We shoot as best we can—but we shoot what’s important to us, what meets our perceptions of our lived reality; we cut according to our priorities, our ideologies, not “to make it plain and simple to them.” Not to present a “line.” Not to present the lived reality as less complex than it really is. Not to enter into that sterile game: modulating our emotions and intensities and intelligences in some vain hope that by speaking your language your way we can persuade you. No, we know the effective outcome of that: only the acceptance of another of the subtle forms of domination and control. Now we move according to our own priorities, and we are justified in this by objective conditions. Five years ago, for example, such a decision would have been suicidal. Our movement was only emerging—few people knew anything about it—few people were involved. But now, all our audiences (and our audiences represent the full spectrum of the society) know the essence of what we’re talking about. They read it every day in every paper digested and shaped to their preconceptions. So now we present it to them in its nakedness, in our true understanding of it, not vitiated by analyses and “in-depth studies” that we do not accept, but just exactly what counts from our point of view. The established media have done the job of popularising: now we must specify and make immediate; convert our audiences or neutralise them; threaten.
Our films remind some people of battle footage: grainy, camera weaving around trying to get the material and still not get beaten/trapped. Well, we, and many others, are at war. We not only document that war, but try to find ways to bring that to places which have managed so far to buy themselves isolation from it.

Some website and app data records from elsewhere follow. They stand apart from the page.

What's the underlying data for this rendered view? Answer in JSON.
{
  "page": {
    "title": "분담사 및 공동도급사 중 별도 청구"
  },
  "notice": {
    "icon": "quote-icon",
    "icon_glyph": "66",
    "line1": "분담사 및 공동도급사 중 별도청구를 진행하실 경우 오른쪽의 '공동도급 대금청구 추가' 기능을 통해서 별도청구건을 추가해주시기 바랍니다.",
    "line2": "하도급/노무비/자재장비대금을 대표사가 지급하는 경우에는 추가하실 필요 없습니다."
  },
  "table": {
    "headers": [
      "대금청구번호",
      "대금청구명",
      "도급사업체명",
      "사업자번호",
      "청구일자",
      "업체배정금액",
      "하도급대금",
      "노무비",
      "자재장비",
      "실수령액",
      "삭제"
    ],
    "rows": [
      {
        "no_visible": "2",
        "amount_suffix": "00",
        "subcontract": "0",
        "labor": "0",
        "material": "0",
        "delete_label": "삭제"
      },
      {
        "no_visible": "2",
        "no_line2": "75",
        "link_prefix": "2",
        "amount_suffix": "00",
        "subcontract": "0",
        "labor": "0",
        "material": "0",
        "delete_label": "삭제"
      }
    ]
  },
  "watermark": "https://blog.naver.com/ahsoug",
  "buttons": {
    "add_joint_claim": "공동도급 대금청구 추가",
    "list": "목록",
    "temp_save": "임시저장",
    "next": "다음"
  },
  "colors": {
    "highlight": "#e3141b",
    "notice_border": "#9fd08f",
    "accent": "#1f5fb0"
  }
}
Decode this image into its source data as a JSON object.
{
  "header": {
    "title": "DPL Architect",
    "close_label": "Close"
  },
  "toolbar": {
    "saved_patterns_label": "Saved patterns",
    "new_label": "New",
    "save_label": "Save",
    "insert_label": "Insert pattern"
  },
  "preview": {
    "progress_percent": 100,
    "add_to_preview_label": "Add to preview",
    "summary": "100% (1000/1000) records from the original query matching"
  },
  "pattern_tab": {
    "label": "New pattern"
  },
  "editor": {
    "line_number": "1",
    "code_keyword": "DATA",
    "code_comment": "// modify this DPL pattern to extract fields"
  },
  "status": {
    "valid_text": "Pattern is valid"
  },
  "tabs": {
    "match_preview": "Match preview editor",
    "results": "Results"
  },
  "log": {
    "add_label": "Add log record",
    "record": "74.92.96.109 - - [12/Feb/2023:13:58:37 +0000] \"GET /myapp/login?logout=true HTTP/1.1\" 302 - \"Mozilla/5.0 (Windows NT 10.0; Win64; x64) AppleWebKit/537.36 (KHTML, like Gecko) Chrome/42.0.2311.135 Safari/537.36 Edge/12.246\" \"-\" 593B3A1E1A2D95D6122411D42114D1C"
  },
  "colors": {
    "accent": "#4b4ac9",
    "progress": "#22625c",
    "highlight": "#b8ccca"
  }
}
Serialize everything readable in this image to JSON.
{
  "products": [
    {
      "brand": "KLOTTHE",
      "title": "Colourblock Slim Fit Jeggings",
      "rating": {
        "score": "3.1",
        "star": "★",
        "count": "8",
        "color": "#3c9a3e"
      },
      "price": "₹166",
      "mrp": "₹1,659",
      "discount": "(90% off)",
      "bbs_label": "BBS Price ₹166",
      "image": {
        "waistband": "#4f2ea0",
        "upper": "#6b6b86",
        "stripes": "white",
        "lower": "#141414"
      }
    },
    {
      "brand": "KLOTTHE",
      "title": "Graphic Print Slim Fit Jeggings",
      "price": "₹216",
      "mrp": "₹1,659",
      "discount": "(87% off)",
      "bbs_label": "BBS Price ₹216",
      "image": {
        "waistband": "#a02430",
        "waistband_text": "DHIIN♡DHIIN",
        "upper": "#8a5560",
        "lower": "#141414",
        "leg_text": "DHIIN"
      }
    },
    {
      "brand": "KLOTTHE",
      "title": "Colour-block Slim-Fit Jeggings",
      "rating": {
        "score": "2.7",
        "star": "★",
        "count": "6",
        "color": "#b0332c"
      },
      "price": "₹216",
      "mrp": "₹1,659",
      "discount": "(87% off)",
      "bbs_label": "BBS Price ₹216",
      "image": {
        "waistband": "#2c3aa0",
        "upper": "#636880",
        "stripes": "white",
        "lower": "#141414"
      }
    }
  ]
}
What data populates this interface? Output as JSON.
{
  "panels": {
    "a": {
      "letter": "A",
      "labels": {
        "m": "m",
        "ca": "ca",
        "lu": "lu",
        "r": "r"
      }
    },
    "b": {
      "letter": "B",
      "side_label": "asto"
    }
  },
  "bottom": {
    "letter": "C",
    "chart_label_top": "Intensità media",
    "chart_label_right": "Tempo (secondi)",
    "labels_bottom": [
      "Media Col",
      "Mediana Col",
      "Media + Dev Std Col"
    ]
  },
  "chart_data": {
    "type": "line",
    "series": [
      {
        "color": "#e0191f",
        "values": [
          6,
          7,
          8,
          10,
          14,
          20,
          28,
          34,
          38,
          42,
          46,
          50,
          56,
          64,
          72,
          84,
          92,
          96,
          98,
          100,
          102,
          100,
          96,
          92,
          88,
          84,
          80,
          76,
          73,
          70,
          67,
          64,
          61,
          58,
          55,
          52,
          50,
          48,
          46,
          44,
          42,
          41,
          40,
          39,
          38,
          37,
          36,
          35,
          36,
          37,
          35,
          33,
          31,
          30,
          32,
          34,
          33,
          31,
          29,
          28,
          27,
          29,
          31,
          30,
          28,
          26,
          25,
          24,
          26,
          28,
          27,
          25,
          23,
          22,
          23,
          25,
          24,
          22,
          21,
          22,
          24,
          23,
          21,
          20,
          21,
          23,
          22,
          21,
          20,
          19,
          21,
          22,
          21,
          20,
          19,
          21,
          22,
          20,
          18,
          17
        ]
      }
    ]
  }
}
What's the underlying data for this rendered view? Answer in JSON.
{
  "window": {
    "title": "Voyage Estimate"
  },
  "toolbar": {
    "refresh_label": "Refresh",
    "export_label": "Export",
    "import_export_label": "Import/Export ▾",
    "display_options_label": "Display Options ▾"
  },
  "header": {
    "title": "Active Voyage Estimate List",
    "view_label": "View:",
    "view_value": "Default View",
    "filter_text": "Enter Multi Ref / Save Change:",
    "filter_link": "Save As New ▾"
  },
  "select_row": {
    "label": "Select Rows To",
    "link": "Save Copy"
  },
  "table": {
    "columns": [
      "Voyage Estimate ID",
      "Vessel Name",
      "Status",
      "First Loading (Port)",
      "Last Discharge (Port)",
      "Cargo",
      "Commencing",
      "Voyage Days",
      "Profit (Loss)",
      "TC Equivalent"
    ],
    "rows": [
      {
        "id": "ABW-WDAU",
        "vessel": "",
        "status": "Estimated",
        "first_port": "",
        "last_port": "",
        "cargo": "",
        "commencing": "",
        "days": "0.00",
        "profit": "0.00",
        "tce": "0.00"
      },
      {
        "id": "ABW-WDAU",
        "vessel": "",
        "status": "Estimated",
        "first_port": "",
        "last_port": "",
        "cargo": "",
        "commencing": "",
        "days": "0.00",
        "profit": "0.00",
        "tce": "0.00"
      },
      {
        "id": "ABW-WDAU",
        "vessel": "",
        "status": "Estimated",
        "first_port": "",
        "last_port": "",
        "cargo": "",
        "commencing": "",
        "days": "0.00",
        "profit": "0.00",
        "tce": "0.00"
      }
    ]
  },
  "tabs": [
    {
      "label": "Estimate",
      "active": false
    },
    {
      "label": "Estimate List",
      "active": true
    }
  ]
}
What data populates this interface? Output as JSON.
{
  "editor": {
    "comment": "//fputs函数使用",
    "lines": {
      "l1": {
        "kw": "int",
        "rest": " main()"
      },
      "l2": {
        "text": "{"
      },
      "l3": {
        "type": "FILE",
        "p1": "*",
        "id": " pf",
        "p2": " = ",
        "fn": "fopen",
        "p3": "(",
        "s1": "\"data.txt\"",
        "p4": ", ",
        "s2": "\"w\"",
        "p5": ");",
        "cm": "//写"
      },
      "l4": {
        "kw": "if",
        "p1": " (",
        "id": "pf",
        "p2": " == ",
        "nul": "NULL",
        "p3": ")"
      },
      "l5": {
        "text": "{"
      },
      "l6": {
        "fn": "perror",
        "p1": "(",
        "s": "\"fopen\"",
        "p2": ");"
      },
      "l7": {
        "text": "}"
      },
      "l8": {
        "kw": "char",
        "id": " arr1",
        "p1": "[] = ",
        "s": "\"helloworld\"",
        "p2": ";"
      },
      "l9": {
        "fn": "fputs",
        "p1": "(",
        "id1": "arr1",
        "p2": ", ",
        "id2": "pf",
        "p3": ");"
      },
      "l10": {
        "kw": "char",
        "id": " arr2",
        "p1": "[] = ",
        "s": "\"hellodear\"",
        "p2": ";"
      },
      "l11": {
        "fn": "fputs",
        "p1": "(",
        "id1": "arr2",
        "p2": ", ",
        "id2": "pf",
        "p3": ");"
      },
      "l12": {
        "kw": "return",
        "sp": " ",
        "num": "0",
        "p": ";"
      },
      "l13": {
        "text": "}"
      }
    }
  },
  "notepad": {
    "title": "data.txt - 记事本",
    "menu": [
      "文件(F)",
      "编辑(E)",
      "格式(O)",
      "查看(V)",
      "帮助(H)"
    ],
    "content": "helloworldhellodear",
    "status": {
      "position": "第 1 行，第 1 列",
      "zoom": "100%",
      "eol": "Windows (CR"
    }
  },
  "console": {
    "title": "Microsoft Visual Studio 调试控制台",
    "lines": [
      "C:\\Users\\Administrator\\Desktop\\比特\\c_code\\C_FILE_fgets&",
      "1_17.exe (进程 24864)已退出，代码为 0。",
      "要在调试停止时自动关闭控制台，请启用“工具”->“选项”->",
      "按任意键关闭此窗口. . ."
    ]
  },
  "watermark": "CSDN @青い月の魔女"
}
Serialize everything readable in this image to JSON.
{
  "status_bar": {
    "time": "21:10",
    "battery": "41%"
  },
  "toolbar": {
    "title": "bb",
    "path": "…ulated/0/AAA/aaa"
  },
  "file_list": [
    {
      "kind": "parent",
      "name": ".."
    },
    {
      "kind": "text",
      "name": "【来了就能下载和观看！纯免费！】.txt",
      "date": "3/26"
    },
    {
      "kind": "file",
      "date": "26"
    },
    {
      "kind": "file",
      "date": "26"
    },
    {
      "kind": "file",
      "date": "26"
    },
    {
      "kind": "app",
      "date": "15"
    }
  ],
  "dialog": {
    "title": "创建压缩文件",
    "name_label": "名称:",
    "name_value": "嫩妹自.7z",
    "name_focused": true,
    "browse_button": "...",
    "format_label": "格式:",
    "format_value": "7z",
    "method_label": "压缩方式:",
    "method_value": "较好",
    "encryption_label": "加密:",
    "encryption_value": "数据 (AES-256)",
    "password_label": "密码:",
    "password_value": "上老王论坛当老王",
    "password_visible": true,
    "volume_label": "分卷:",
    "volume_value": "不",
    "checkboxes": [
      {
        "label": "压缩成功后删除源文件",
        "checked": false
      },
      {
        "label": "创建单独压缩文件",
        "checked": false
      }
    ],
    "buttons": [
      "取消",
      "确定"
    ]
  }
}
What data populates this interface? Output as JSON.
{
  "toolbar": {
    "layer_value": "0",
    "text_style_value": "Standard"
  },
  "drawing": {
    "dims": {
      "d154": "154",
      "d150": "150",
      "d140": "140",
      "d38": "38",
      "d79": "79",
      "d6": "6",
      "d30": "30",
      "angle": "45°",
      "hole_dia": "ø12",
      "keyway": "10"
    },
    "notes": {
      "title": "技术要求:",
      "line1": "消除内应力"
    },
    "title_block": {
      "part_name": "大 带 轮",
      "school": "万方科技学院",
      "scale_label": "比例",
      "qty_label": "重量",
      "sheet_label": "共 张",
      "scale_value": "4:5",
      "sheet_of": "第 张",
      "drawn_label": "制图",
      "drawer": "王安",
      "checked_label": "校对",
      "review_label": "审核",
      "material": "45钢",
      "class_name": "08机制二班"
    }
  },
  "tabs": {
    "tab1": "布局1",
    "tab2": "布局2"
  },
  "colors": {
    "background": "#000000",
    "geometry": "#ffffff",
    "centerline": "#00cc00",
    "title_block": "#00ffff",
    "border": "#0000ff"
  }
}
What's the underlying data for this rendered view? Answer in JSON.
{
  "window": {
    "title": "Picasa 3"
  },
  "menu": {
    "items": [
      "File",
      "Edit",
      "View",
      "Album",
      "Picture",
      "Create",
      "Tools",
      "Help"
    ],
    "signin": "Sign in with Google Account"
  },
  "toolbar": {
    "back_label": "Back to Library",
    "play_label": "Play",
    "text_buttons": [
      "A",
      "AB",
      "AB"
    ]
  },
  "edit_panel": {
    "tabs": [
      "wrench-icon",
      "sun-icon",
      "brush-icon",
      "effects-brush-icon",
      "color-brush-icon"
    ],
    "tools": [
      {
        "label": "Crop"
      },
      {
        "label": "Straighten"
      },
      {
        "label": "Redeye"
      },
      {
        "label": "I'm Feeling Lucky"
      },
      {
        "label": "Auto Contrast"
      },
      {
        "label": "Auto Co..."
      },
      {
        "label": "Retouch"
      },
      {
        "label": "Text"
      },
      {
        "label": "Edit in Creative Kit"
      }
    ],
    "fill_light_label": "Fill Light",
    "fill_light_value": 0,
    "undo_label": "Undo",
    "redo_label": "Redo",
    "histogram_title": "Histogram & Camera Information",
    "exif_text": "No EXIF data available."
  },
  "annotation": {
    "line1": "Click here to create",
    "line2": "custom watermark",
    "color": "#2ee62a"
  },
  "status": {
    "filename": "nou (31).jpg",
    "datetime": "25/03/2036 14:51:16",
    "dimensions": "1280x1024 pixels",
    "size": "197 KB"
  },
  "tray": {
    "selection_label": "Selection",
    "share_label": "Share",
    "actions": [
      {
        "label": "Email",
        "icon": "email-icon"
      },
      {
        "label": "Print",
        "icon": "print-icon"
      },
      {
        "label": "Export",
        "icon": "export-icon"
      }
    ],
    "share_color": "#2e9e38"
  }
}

So, to return to the issue of propaganda. Our propaganda is one of confrontation. Using film—using our voices with and after films—using our bodies with and without cameras—to provoke confrontation. Changing minds, altering consciousness, seems to us to come through confrontations, not out of sweet/reasonable conversations that are one of the society’s modes of absorbing and disarming dissent and movement, of giving that illusion that indeed we are dealing with “the issues.” Therefore we keep moving. We keep hacking out films, as quickly as we can, in whatever way we can.
To all film-makers who accept the limited, socially determined rules of clarity of exposition, who think that films must use the accepted vocabulary to “convince,” we say, essentially: “You only work, whatever your reasons, whatever your presumed ‘content,’ to support and bolster this society; you are part of the mechanisms which maintain stability through re–integation; your films are helping to hold it all together; and, finally, whatever your other descriptions, you have already chosen sides. Dig: Your sense of order and form is already a political choice. Don’t talk to me about “content”—but if you do, I will tell you that you cannot encompass our “content” with those legislated and approved senses, that you do not understand it if you treat it that way. There is no such thing as revolutionary content, revolutionary spirit, laid out for inspection and sale on the bargain basement counter.
(image taken from Ice, made by Robert Kramer and the Newsreel Collective in 1970)